On Sunday, the Susan G. Komen Foundation will hold its annual Mother’s Day Race for the Cure, one of the organization’s biggest fundraising events. But this year, race registrations around the country have dropped significantly, a situation most are attributing to Komen’s February decision to cut funding to Planned Parenthood (a move it later reneged on amidst public outrage).
Just how much are registrations down? It’s hard to say overall, but cities and states nationwide are reporting lower numbers this year. In Salt Lake City, registrations for this Sunday’s race are down 23% from last year. In Sacramento, they’re down 36%; in North Carolina they’re down 40%; in Richmond, they’re down 25%; and Minnesota has seen its lowest number of registrations in a decade. In Ohio’s capitol, registrations are down 10% for its May 19 race. Places that held races earlier this year have reported similar results: In Central Indiana, participation was down 28% for its April race; in Fort Worth, 23%. Tuscon’s March race saw 25% fewer registrations. In Baton Rouge that month, registrations fell 10% (though donations were up).
The Komen Foundation has been one of the leaders of the breast cancer awareness and support movement over the past several decades. It was Komen who launched the pink ribbon campaign, now in its 20th year. And the group’s “race for the cure” is such an event that Komen had the name copyrighted.
But the group is also controversial, and not just because of the recent Planned Parenthood kerfluffle. Komen’s lawsuits to stop other charities from using pink ribbons has earned it ample criticism. The “Think Before You Pink” campaign has blasted Komen for selling pink-ribbon products containing the very toxins thought to contribute to breast cancer.

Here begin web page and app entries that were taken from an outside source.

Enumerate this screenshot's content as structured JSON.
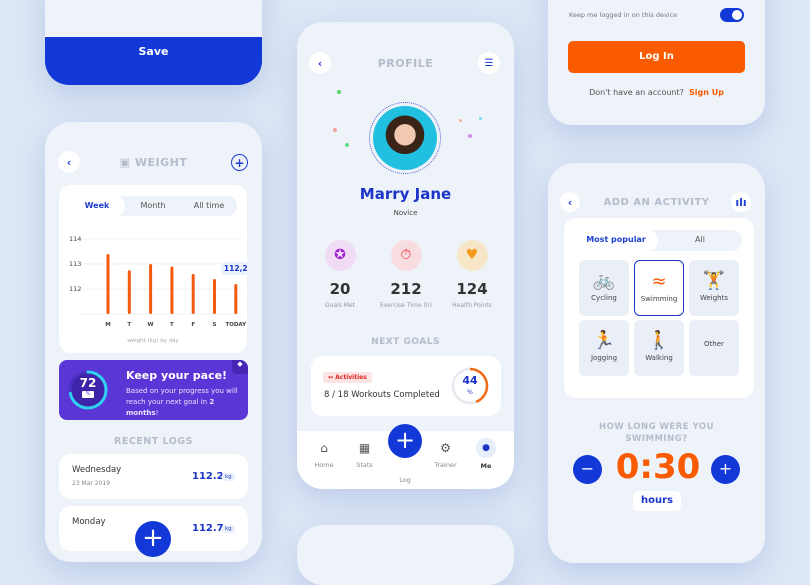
{
  "save_screen": {
    "save_label": "Save"
  },
  "weight_screen": {
    "title": "WEIGHT",
    "back_icon": "chevron-left-icon",
    "add_icon": "plus-circle-icon",
    "title_icon": "scale-icon",
    "tabs": [
      {
        "label": "Week",
        "active": true
      },
      {
        "label": "Month",
        "active": false
      },
      {
        "label": "All time",
        "active": false
      }
    ],
    "chart_data": {
      "type": "bar",
      "categories": [
        "M",
        "T",
        "W",
        "T",
        "F",
        "S",
        "TODAY"
      ],
      "values": [
        113.4,
        112.75,
        113.0,
        112.9,
        112.6,
        112.4,
        112.2
      ],
      "yticks": [
        "114",
        "113",
        "112"
      ],
      "ylim": [
        111,
        114
      ],
      "xlabel": "weight (kg)  by  day",
      "callout": "112,2",
      "color": "#f15a0f"
    },
    "pace": {
      "percent": "72",
      "percent_unit": "%",
      "percent_value": 72,
      "title": "Keep your pace!",
      "text": "Based on your progress you will reach your next goal in ",
      "text_bold": "2 months",
      "text_end": "!"
    },
    "recent_logs_title": "RECENT LOGS",
    "logs": [
      {
        "day": "Wednesday",
        "date": "23 Mar 2019",
        "value": "112.2",
        "unit": "kg"
      },
      {
        "day": "Monday",
        "date": "",
        "value": "112.7",
        "unit": "kg"
      }
    ]
  },
  "profile_screen": {
    "title": "PROFILE",
    "name": "Marry Jane",
    "level": "Novice",
    "stats": [
      {
        "value": "20",
        "label": "Goals Met",
        "icon": "award-icon",
        "bg": "#f1dcf6",
        "color": "#a020d0"
      },
      {
        "value": "212",
        "label": "Exercise Time (h)",
        "icon": "stopwatch-icon",
        "bg": "#f8dde0",
        "color": "#ee3030"
      },
      {
        "value": "124",
        "label": "Health Points",
        "icon": "heart-plus-icon",
        "bg": "#f7e7c8",
        "color": "#f39a1a"
      }
    ],
    "next_goals_title": "NEXT GOALS",
    "goal": {
      "tag": "Activities",
      "text": "8 / 18 Workouts Completed",
      "percent": "44",
      "unit": "%",
      "percent_value": 44
    },
    "nav": [
      {
        "label": "Home",
        "icon": "home-icon"
      },
      {
        "label": "Stats",
        "icon": "stats-icon"
      },
      {
        "label": "Log",
        "icon": "plus-icon"
      },
      {
        "label": "Trainer",
        "icon": "trainer-icon"
      },
      {
        "label": "Me",
        "icon": "user-icon",
        "active": true
      }
    ]
  },
  "login_screen": {
    "keep_logged": "Keep me logged in on this device",
    "toggle_on": true,
    "login_label": "Log In",
    "no_account": "Don't have an account?",
    "signup": "Sign Up"
  },
  "activity_screen": {
    "title": "ADD AN ACTIVITY",
    "tabs": [
      {
        "label": "Most popular",
        "active": true
      },
      {
        "label": "All",
        "active": false
      }
    ],
    "activities": [
      {
        "label": "Cycling",
        "icon": "cycling-icon"
      },
      {
        "label": "Swimming",
        "icon": "swimming-icon",
        "selected": true
      },
      {
        "label": "Weights",
        "icon": "weights-icon"
      },
      {
        "label": "Jogging",
        "icon": "jogging-icon"
      },
      {
        "label": "Walking",
        "icon": "walking-icon"
      },
      {
        "label": "Other",
        "icon": ""
      }
    ],
    "question": "HOW LONG WERE YOU SWIMMING?",
    "duration": "0:30",
    "unit": "hours"
  },
  "colors": {
    "primary": "#1239d8",
    "accent": "#fa5a00",
    "purple": "#5a36d6",
    "background": "#dde7f6"
  }
}
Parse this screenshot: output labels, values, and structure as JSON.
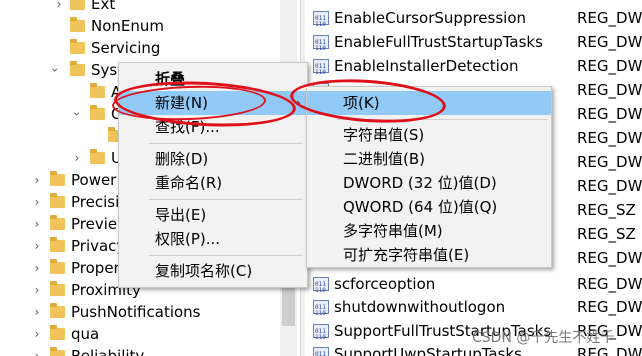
{
  "tree": {
    "items": [
      {
        "label": "Ext",
        "expanded": false
      },
      {
        "label": "NonEnum",
        "expanded": false
      },
      {
        "label": "Servicing",
        "expanded": false
      },
      {
        "label": "Syste",
        "expanded": true
      },
      {
        "label": "A",
        "expanded": false
      },
      {
        "label": "C",
        "expanded": true
      },
      {
        "label": "",
        "expanded": false
      },
      {
        "label": "U",
        "expanded": false
      },
      {
        "label": "Power",
        "expanded": false
      },
      {
        "label": "Precisi",
        "expanded": false
      },
      {
        "label": "Preview",
        "expanded": false
      },
      {
        "label": "Privacy",
        "expanded": false
      },
      {
        "label": "Proper",
        "expanded": false
      },
      {
        "label": "Proximity",
        "expanded": false
      },
      {
        "label": "PushNotifications",
        "expanded": false
      },
      {
        "label": "qua",
        "expanded": false
      },
      {
        "label": "Reliability",
        "expanded": false
      }
    ]
  },
  "values": {
    "rows": [
      {
        "name": "EnableCursorSuppression",
        "type": "REG_DWC"
      },
      {
        "name": "EnableFullTrustStartupTasks",
        "type": "REG_DWC"
      },
      {
        "name": "EnableInstallerDetection",
        "type": "REG_DWC"
      },
      {
        "name": "",
        "type": "REG_DWC"
      },
      {
        "name": "",
        "type": "REG_DWC"
      },
      {
        "name": "",
        "type": "REG_DWC"
      },
      {
        "name": "",
        "type": "REG_DWC"
      },
      {
        "name": "",
        "type": "REG_DWC"
      },
      {
        "name": "",
        "type": "REG_SZ"
      },
      {
        "name": "",
        "type": "REG_SZ"
      },
      {
        "name": "",
        "type": "REG_DWC"
      },
      {
        "name": "scforceoption",
        "type": "REG_DWC"
      },
      {
        "name": "shutdownwithoutlogon",
        "type": "REG_DWC"
      },
      {
        "name": "SupportFullTrustStartupTasks",
        "type": "REG_DWC"
      },
      {
        "name": "SupportUwpStartupTasks",
        "type": "REG_DWC"
      }
    ]
  },
  "context_menu": {
    "collapse": "折叠",
    "new": "新建(N)",
    "find": "查找(F)...",
    "delete": "删除(D)",
    "rename": "重命名(R)",
    "export": "导出(E)",
    "permissions": "权限(P)...",
    "copy_key_name": "复制项名称(C)",
    "submenu_arrow": "›"
  },
  "sub_menu": {
    "key": "项(K)",
    "string_value": "字符串值(S)",
    "binary_value": "二进制值(B)",
    "dword_value": "DWORD (32 位)值(D)",
    "qword_value": "QWORD (64 位)值(Q)",
    "multi_string_value": "多字符串值(M)",
    "expandable_string_value": "可扩充字符串值(E)"
  },
  "annotation_color": "#e0101a",
  "highlight_color": "#91c9f7",
  "watermark": "CSDN @千先生不姓千"
}
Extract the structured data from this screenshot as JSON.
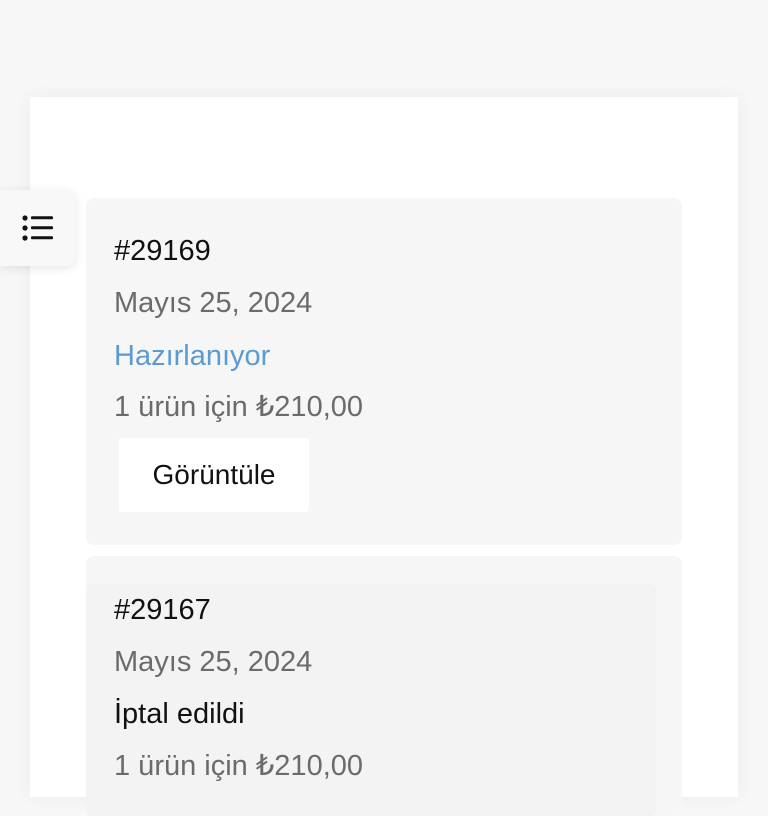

“The Komen brand’s once impeccable ranking plummeted precipitously” since February, notes Karen Heller, a columnist in Philadelphia, where registrations for this Sunday’s race are down 22% from last year. But “the breast cancer world has long been politicized” because of the serious money involved, writes Heller.
“Lung cancer is the leading cause of cancer death among women, while heart disease is the leading killer overall. Yet there are an estimated 1,400 breast cancer charities, far more than for any other illness, the top 20 charities annually raising a cumulative $1.7 billion.”
And yet do these charities do with all that money? A large, large portion of it is spent on “awareness” and education campaigns. Komen especially has been criticized for focusing (and spending) too much on these sorts of things (last year, more than a third of its budget went to education), at the expense research and prevention efforts.
The type of education Komen supports also draw critics (including, um, me). Yes, teaching women about self-breast exams and mammograms is important, but so is teaching women about all the lifestyle factors—obesity, poor diet, toxins—that can lead to breast cancer, and that’s an area from which Komen shies away. As Gayle Sulk, author of Pink Ribbon Blues says:
“We’re not investing enough in causation and the environment, looking at how healthy women develop breast cancer.”
If you’re interested in supporting breast cancer research, you may want to check out the Dr. Susan Love Research Foundation’s “Army of Women” initiative. One goal of the Army of Women campaign is “to challenge the scientific community to expand its current focus to include breast cancer prevention research conducted on healthy women.” The foundation aims to recruit 1 million healthy women of varying ages and ethnicities, including breast cancer survivors, to directly participate in breast cancer research.